• [Directions for this task]
Your task is to repeat each record verbatim, exactly as it was written.

[Website and app data records]
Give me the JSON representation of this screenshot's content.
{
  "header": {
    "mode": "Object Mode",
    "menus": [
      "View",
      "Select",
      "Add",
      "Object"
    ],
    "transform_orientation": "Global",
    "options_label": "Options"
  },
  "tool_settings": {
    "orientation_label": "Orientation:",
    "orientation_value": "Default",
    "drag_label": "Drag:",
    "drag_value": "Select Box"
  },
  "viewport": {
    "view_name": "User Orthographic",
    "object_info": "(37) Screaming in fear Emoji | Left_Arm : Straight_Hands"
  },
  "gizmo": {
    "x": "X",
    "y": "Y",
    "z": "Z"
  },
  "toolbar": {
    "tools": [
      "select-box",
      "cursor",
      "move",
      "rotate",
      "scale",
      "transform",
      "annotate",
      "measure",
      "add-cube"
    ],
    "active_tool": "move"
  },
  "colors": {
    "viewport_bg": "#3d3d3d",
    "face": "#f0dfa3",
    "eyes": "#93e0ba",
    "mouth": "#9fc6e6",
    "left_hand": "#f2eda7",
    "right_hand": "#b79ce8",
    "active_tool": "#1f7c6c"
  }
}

• [Problem solution]
Give me the JSON representation of this screenshot's content.
{
  "header": {
    "mode": "Object Mode",
    "menus": [
      "View",
      "Select",
      "Add",
      "Object"
    ],
    "transform_orientation": "Global",
    "options_label": "Options"
  },
  "tool_settings": {
    "orientation_label": "Orientation:",
    "orientation_value": "Default",
    "drag_label": "Drag:",
    "drag_value": "Select Box"
  },
  "viewport": {
    "view_name": "User Orthographic",
    "object_info": "(37) Screaming in fear Emoji | Left_Arm : Straight_Hands"
  },
  "gizmo": {
    "x": "X",
    "y": "Y",
    "z": "Z"
  },
  "toolbar": {
    "tools": [
      "select-box",
      "cursor",
      "move",
      "rotate",
      "scale",
      "transform",
      "annotate",
      "measure",
      "add-cube"
    ],
    "active_tool": "move"
  },
  "colors": {
    "viewport_bg": "#3d3d3d",
    "face": "#f0dfa3",
    "eyes": "#93e0ba",
    "mouth": "#9fc6e6",
    "left_hand": "#f2eda7",
    "right_hand": "#b79ce8",
    "active_tool": "#1f7c6c"
  }
}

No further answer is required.